→ What you will do
Please return every line of the material verbatim and skip any images.

◆ ◆ ◆ ◆ ◆ ◆ ◆

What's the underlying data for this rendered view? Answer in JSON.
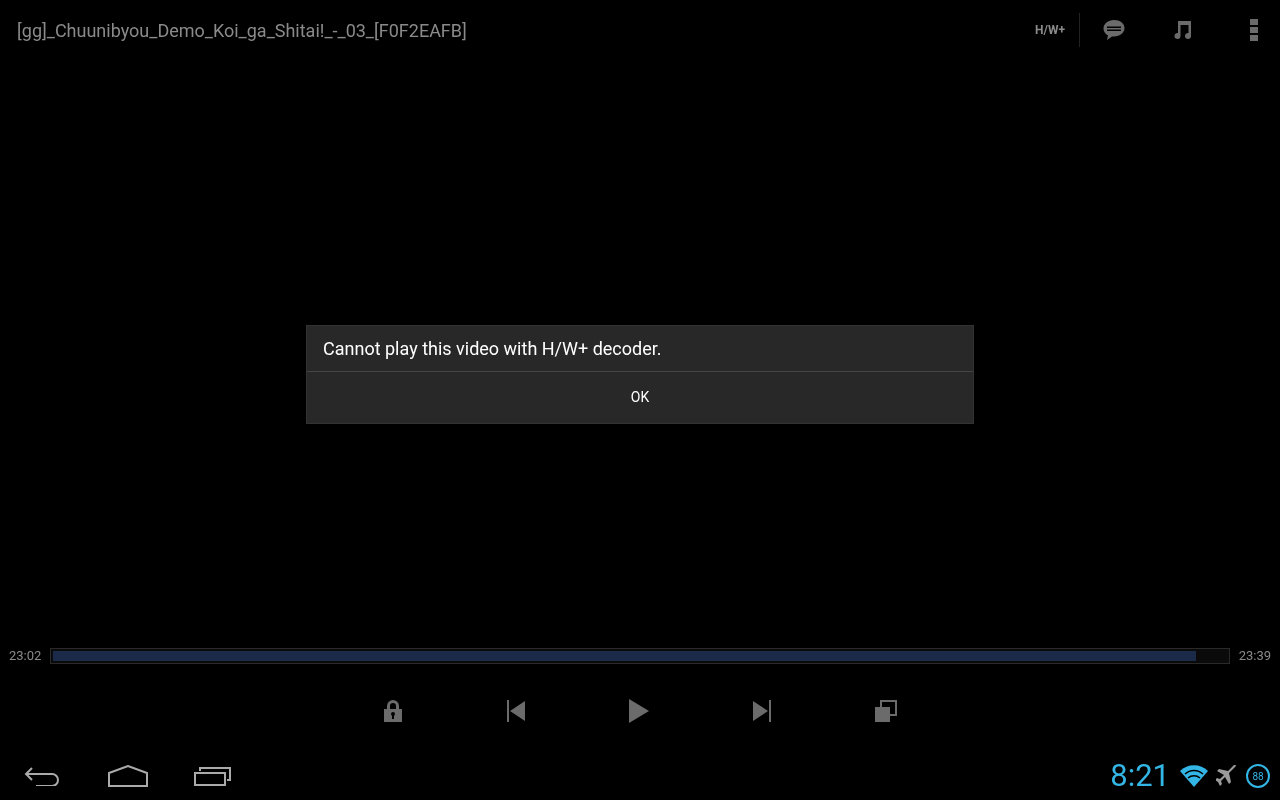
{
  "title": "[gg]_Chuunibyou_Demo_Koi_ga_Shitai!_-_03_[F0F2EAFB]",
  "decoder_button": "H/W+",
  "dialog": {
    "message": "Cannot play this video with H/W+ decoder.",
    "button": "OK"
  },
  "seek_bar": {
    "elapsed": "23:02",
    "total": "23:39",
    "level": 0.974
  },
  "status_bar": {
    "time": "8:21",
    "battery": "88"
  }
}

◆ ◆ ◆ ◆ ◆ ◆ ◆

→ Solved problem
What's the underlying data for this rendered view? Answer in JSON.
{
  "title": "[gg]_Chuunibyou_Demo_Koi_ga_Shitai!_-_03_[F0F2EAFB]",
  "decoder_button": "H/W+",
  "dialog": {
    "message": "Cannot play this video with H/W+ decoder.",
    "button": "OK"
  },
  "seek_bar": {
    "elapsed": "23:02",
    "total": "23:39",
    "level": 0.974
  },
  "status_bar": {
    "time": "8:21",
    "battery": "88"
  }
}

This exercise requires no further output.